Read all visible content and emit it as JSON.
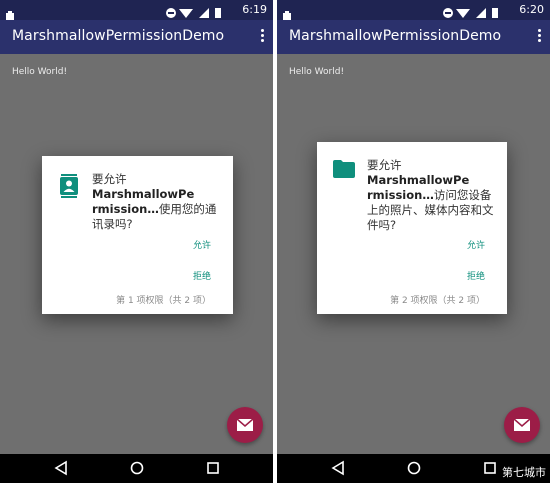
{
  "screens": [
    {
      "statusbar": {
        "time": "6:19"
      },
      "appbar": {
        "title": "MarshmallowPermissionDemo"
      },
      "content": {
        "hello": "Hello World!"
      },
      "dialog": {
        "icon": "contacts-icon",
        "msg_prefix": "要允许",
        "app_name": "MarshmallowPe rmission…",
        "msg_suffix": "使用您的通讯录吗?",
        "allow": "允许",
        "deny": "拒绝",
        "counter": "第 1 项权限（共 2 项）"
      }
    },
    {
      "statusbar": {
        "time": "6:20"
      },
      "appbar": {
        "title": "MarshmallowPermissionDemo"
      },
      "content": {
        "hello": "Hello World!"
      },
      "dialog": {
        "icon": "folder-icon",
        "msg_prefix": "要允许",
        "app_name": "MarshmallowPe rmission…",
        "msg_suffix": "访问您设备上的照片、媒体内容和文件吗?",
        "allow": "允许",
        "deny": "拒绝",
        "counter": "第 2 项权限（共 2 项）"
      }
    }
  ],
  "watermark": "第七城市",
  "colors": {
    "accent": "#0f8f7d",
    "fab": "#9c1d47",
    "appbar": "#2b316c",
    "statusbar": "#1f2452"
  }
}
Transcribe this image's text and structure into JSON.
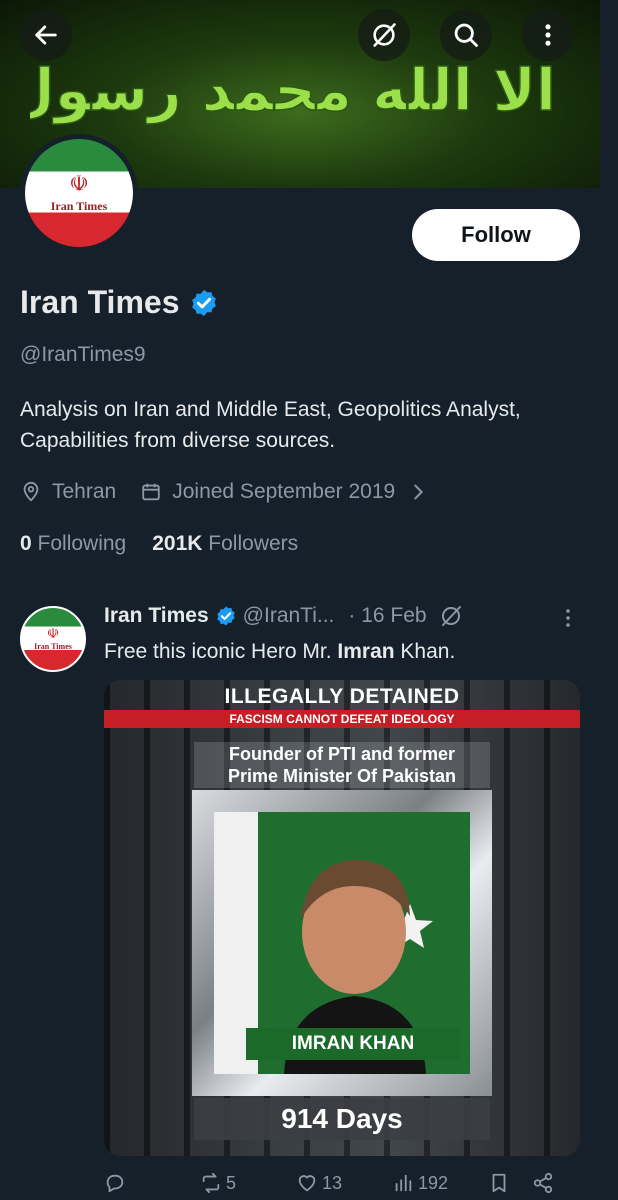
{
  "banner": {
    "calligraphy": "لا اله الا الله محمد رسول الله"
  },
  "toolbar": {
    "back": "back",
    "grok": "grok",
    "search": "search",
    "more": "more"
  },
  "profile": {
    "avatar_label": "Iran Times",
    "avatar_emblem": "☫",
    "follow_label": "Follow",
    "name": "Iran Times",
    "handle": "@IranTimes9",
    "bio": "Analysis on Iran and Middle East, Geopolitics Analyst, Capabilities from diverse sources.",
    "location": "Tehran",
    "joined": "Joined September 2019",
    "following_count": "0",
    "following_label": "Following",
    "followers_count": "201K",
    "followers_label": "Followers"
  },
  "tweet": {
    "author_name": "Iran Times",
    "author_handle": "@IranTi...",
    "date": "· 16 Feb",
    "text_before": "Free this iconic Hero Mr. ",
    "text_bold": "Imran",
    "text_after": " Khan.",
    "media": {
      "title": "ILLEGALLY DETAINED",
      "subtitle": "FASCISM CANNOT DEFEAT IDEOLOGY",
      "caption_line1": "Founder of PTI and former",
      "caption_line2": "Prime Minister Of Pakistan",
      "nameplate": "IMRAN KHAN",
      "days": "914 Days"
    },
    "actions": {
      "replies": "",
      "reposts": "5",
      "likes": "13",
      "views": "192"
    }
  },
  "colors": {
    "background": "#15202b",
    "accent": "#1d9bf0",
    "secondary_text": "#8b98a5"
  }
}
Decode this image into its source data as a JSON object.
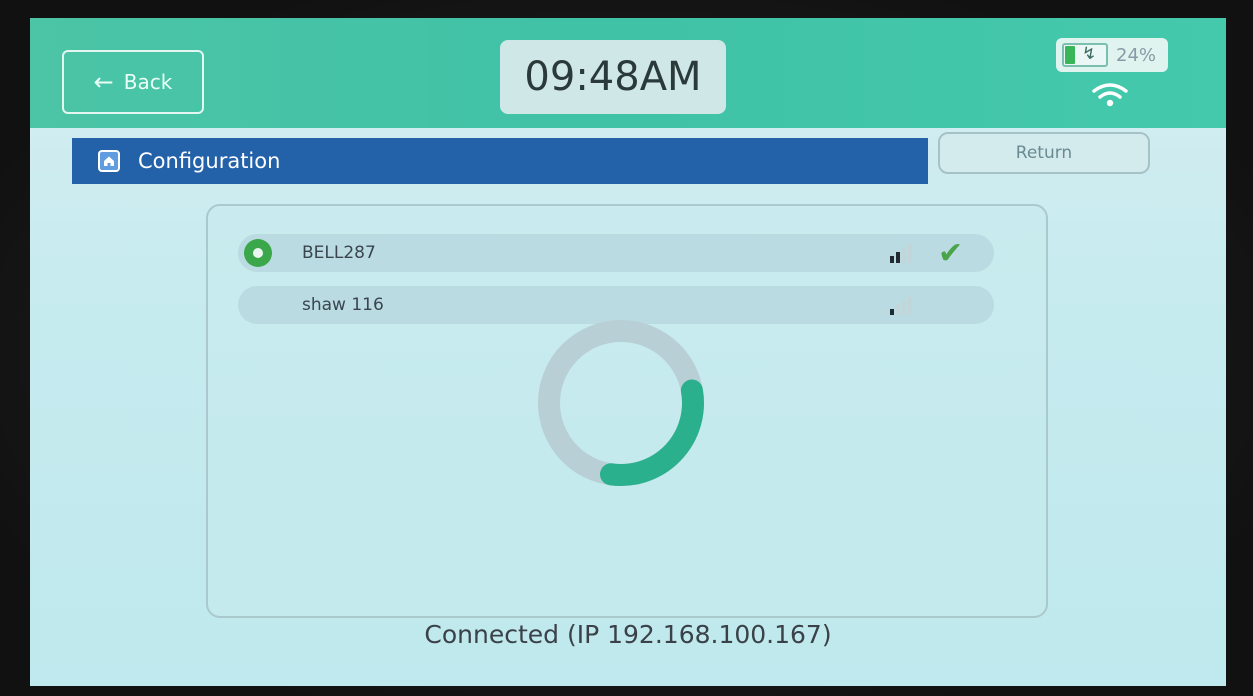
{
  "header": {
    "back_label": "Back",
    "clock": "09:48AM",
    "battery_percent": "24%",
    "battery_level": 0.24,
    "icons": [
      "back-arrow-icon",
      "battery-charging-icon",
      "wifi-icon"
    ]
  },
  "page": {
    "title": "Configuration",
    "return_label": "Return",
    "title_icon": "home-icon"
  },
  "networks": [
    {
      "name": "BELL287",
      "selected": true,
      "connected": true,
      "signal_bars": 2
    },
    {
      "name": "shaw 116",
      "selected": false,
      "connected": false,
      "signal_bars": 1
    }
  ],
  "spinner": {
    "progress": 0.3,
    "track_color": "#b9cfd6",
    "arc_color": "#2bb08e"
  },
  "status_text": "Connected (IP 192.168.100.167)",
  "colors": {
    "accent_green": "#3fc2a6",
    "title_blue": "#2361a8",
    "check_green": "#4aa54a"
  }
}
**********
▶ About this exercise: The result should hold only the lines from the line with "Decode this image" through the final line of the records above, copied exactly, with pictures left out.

▶ Your response:
Decode this image into its source data as a JSON object.
{
  "header": {
    "back_label": "Back",
    "clock": "09:48AM",
    "battery_percent": "24%",
    "battery_level": 0.24,
    "icons": [
      "back-arrow-icon",
      "battery-charging-icon",
      "wifi-icon"
    ]
  },
  "page": {
    "title": "Configuration",
    "return_label": "Return",
    "title_icon": "home-icon"
  },
  "networks": [
    {
      "name": "BELL287",
      "selected": true,
      "connected": true,
      "signal_bars": 2
    },
    {
      "name": "shaw 116",
      "selected": false,
      "connected": false,
      "signal_bars": 1
    }
  ],
  "spinner": {
    "progress": 0.3,
    "track_color": "#b9cfd6",
    "arc_color": "#2bb08e"
  },
  "status_text": "Connected (IP 192.168.100.167)",
  "colors": {
    "accent_green": "#3fc2a6",
    "title_blue": "#2361a8",
    "check_green": "#4aa54a"
  }
}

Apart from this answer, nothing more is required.